[Opening Entries shown section]

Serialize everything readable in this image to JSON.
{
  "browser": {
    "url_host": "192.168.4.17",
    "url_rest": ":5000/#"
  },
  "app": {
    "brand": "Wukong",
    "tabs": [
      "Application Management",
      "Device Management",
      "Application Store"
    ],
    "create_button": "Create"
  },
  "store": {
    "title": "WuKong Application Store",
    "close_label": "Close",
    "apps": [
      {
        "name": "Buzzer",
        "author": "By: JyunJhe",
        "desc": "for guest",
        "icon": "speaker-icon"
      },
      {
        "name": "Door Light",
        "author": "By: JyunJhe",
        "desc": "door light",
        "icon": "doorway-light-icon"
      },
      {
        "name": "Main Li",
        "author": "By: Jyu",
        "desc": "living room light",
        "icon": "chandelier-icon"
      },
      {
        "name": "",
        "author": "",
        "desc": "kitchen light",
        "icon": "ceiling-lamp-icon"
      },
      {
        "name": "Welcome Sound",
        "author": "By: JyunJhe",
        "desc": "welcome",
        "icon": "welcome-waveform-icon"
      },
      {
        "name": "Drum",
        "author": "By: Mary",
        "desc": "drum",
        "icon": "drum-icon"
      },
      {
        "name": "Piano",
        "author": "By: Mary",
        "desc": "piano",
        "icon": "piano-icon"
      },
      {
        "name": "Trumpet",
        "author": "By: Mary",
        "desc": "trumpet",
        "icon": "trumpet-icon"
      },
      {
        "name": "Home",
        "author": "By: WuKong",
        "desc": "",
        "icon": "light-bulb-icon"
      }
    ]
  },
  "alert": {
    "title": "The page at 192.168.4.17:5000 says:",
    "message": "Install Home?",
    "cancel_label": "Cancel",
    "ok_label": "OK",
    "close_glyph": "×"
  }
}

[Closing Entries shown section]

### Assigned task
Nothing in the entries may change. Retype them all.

### Result
Serialize everything readable in this image to JSON.
{
  "browser": {
    "url_host": "192.168.4.17",
    "url_rest": ":5000/#"
  },
  "app": {
    "brand": "Wukong",
    "tabs": [
      "Application Management",
      "Device Management",
      "Application Store"
    ],
    "create_button": "Create"
  },
  "store": {
    "title": "WuKong Application Store",
    "close_label": "Close",
    "apps": [
      {
        "name": "Buzzer",
        "author": "By: JyunJhe",
        "desc": "for guest",
        "icon": "speaker-icon"
      },
      {
        "name": "Door Light",
        "author": "By: JyunJhe",
        "desc": "door light",
        "icon": "doorway-light-icon"
      },
      {
        "name": "Main Li",
        "author": "By: Jyu",
        "desc": "living room light",
        "icon": "chandelier-icon"
      },
      {
        "name": "",
        "author": "",
        "desc": "kitchen light",
        "icon": "ceiling-lamp-icon"
      },
      {
        "name": "Welcome Sound",
        "author": "By: JyunJhe",
        "desc": "welcome",
        "icon": "welcome-waveform-icon"
      },
      {
        "name": "Drum",
        "author": "By: Mary",
        "desc": "drum",
        "icon": "drum-icon"
      },
      {
        "name": "Piano",
        "author": "By: Mary",
        "desc": "piano",
        "icon": "piano-icon"
      },
      {
        "name": "Trumpet",
        "author": "By: Mary",
        "desc": "trumpet",
        "icon": "trumpet-icon"
      },
      {
        "name": "Home",
        "author": "By: WuKong",
        "desc": "",
        "icon": "light-bulb-icon"
      }
    ]
  },
  "alert": {
    "title": "The page at 192.168.4.17:5000 says:",
    "message": "Install Home?",
    "cancel_label": "Cancel",
    "ok_label": "OK",
    "close_glyph": "×"
  }
}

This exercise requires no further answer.